Setanta Seeks New Supremo As TV Rights Battle Looms

Setanta Sports is searching for a new chief executive of its British operations after the broadcaster fell foul of football fans for failing to sell highlights of England's win over Croatia to ITV. The broadcaster is also preparing to line up more cash from its shareholders, which include Goldman Sachs, to help to finance a bid to renew its Premiership television rights in the spring. Mark O'Meara, who was the chief operating officer running the British operation, has returned to his native Ireland where he will have a consultancy role.

Premiership Faces Political Challenge

The Premiership faces perhaps its biggest ever political challenge from what is in effect a combined front of the new culture secretary, Andy Burnham and FA chairman Lord Triesman. Everton supporter Burnham has been tipped as a possible future Labour leader and responding to the concerns expressed by some football fans should do him no political harm.

BT's Vision

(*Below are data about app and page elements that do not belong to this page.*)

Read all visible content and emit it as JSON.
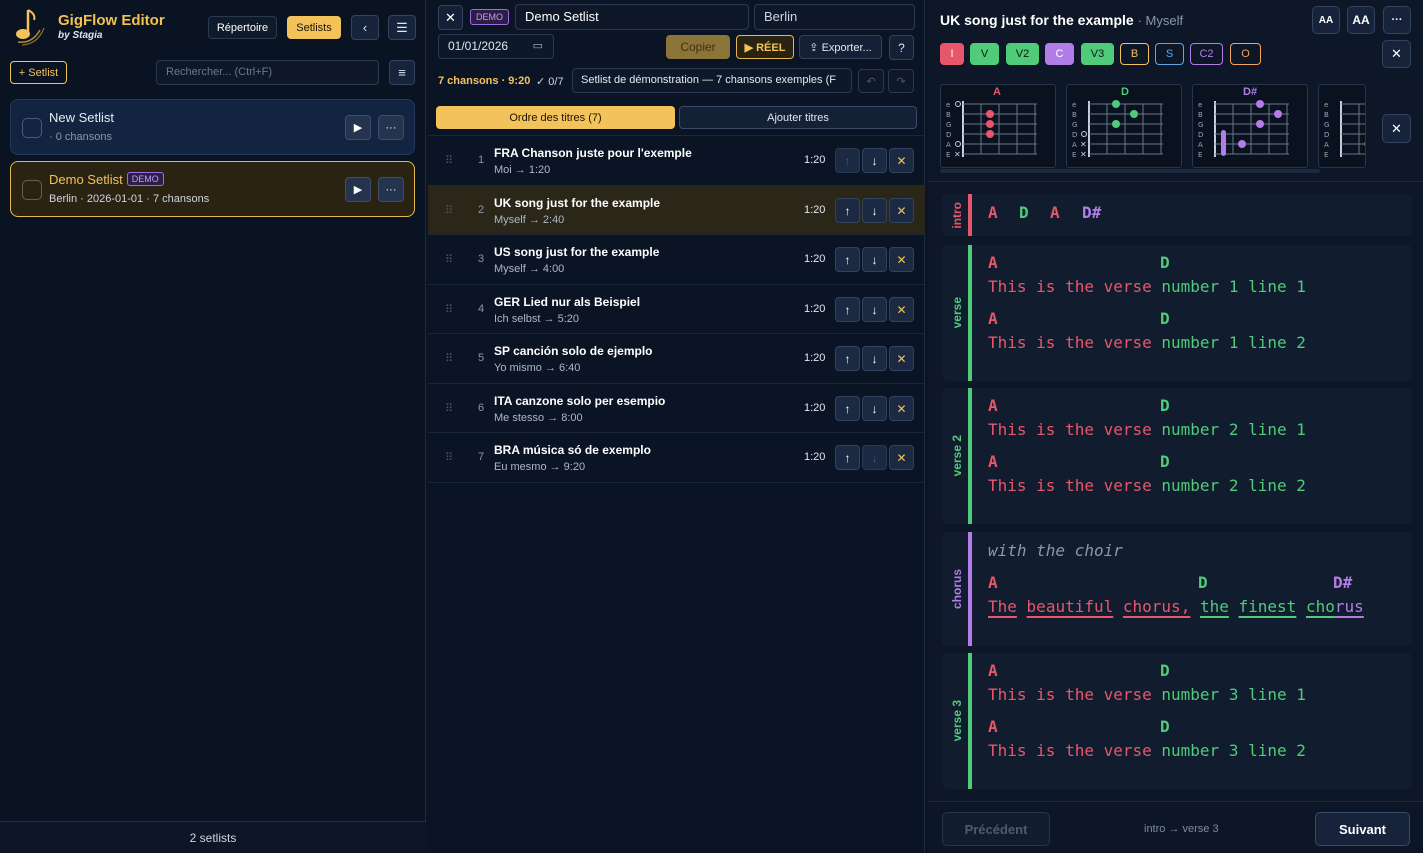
{
  "app": {
    "brand": "GigFlow Editor",
    "byline": "by Stagia"
  },
  "left": {
    "repertoire_label": "Répertoire",
    "setlists_label": "Setlists",
    "back_icon": "chevron-left-icon",
    "menu_icon": "hamburger-menu-icon",
    "add_setlist_label": "+ Setlist",
    "search_placeholder": "Rechercher... (Ctrl+F)",
    "cards": [
      {
        "title": "New Setlist",
        "sub": "· 0 chansons",
        "badge": ""
      },
      {
        "title": "Demo Setlist",
        "badge": "DEMO",
        "sub": "Berlin  ·  2026-01-01  · 7 chansons"
      }
    ],
    "footer": "2 setlists"
  },
  "editor": {
    "demo_badge": "DEMO",
    "name": "Demo Setlist",
    "city": "Berlin",
    "date": "01/01/2026",
    "copy_label": "Copier",
    "live_label": "▶ RÉEL",
    "export_label": "Exporter...",
    "help_label": "?",
    "stats": "7 chansons · 9:20",
    "checked": "✓ 0/7",
    "description": "Setlist de démonstration — 7 chansons exemples (F",
    "tab_order": "Ordre des titres (7)",
    "tab_add": "Ajouter titres",
    "songs": [
      {
        "n": "1",
        "title": "FRA Chanson juste pour l'exemple",
        "sub": "Moi  → 1:20",
        "dur": "1:20"
      },
      {
        "n": "2",
        "title": "UK song just for the example",
        "sub": "Myself  → 2:40",
        "dur": "1:20"
      },
      {
        "n": "3",
        "title": "US song just for the example",
        "sub": "Myself  → 4:00",
        "dur": "1:20"
      },
      {
        "n": "4",
        "title": "GER Lied nur als Beispiel",
        "sub": "Ich selbst  → 5:20",
        "dur": "1:20"
      },
      {
        "n": "5",
        "title": "SP canción solo de ejemplo",
        "sub": "Yo mismo  → 6:40",
        "dur": "1:20"
      },
      {
        "n": "6",
        "title": "ITA canzone solo per esempio",
        "sub": "Me stesso  → 8:00",
        "dur": "1:20"
      },
      {
        "n": "7",
        "title": "BRA música só de exemplo",
        "sub": "Eu mesmo  → 9:20",
        "dur": "1:20"
      }
    ]
  },
  "viewer": {
    "title": "UK song just for the example",
    "artist": "· Myself",
    "font_small": "AA",
    "font_large": "AA",
    "more": "···",
    "chips": [
      "I",
      "V",
      "V2",
      "C",
      "V3",
      "B",
      "S",
      "C2",
      "O"
    ],
    "chord_names": [
      "A",
      "D",
      "D#"
    ],
    "sections": [
      {
        "label": "intro",
        "chords": [
          "A",
          "D",
          "A",
          "D#"
        ]
      },
      {
        "label": "verse",
        "lines": [
          {
            "chord_a": "A",
            "chord_d": "D",
            "lyric": "This is the verse number 1 line 1"
          },
          {
            "chord_a": "A",
            "chord_d": "D",
            "lyric": "This is the verse number 1 line 2"
          }
        ]
      },
      {
        "label": "verse 2",
        "lines": [
          {
            "chord_a": "A",
            "chord_d": "D",
            "lyric": "This is the verse number 2 line 1"
          },
          {
            "chord_a": "A",
            "chord_d": "D",
            "lyric": "This is the verse number 2 line 2"
          }
        ]
      },
      {
        "label": "chorus",
        "comment": "with the choir",
        "chords": [
          "A",
          "D",
          "D#"
        ],
        "words": [
          "The",
          "beautiful",
          "chorus,",
          "the",
          "finest",
          "cho",
          "rus"
        ]
      },
      {
        "label": "verse 3",
        "lines": [
          {
            "chord_a": "A",
            "chord_d": "D",
            "lyric": "This is the verse number 3 line 1"
          },
          {
            "chord_a": "A",
            "chord_d": "D",
            "lyric": "This is the verse number 3 line 2"
          }
        ]
      }
    ],
    "prev_label": "Précédent",
    "nav_text": "intro → verse 3",
    "next_label": "Suivant"
  },
  "colors": {
    "accent": "#f4c25a",
    "intro": "#e8566c",
    "verse": "#4fcb7a",
    "chorus": "#b27de8",
    "blue": "#5aa7f0"
  }
}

BT shares have not been doing too well lately, not just because of the general state of the market, but because of concerns about topping up BT's pension fund. The former utility, still the leading fixed-line phone company in the UK, is looking for ways to boost its slowing revenue growth. This explains the importance of its face off with BSkyB over access to the satellite TV operator's premium content. Broadband has been BT's main domestic motor over the past five years, but the market is maturing. About 60 per cent of homes now have broadband.

Minor Set Back For Sky TV

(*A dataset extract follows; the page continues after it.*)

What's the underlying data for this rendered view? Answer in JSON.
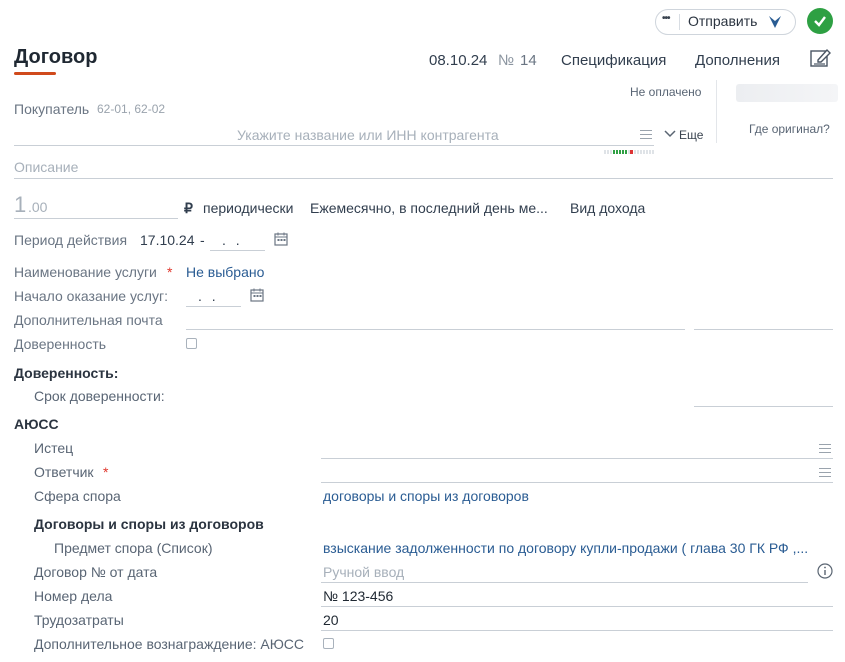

Decisions by the media regulator Ofcom on live television rights represent a setback for Sky, but not the major blow they could have been. It has been proposed that the satellite television operator should sell its live football to rivals at regulated wholesale prices. But following an 18-month investigation, OfCom declined requests by BSkyB's rivals to immediately refer the company's allegedly unhealthy dominance of the pay TV market to the Competition Commissioner.

Bidders Line Up for Premiership TV Auction

Negotiations on the next Premiership television package are due to start in the first three months of 2009 and already potential bidders are lining up. The last three year deal covering the seasons to 2009-10 raised £1.7bn, 66 per cent more than in 2003. Packages are now sold separately to prevent any one company having a monopoly position and the last deal saw a 2:1 split of live matches between BSkyB and Setanta Sports.

England TV Highlights Mix-up

Pay television company Setanta took the unusual step last week of suspending its encryption technology so that fans could watch highlights of England's World Cup qualifying match against Croatia. The move meant that anyone with access to the channel on satellite, Freeview or cable television could watch the highlights at 11.30 p.m. (after the highlights from Scotland's game against Iceland). There had been criticism of the BBC and ITV for failing to reach a deal on the highlights with Setanta which had paid £5m for exclusive rights to broadcast the match live from Zagreb.

Bundesliga Faces Television Rights Battle

The Bundesliga, the German government and pay-TV company Premiere are locked in a three-way batle over the Bundesliga's exclusive TV rights for the future. The country's Federal Cartel Office has ruled that highlights from the Bundesliga's Saturday matches have to be available on free TV soon after the end of the day's actions and said that the big-money deal between the Bundesliga and Premiere has to be renegotiated. The more highlights that are available on free television, the less money Premiere has to pay for a deal.

Why The 39th Game Is Still On

Premiership chief executive Richard Scudamore still thinks that a 39th game played abroad is essential to secure the future of the competition. He argues that the only reason that the model of distribution of half the domestic rights income and all the foreign rights income equally is that 'the revenues are so large, enabling us to divide the income without the top clubs crying foul.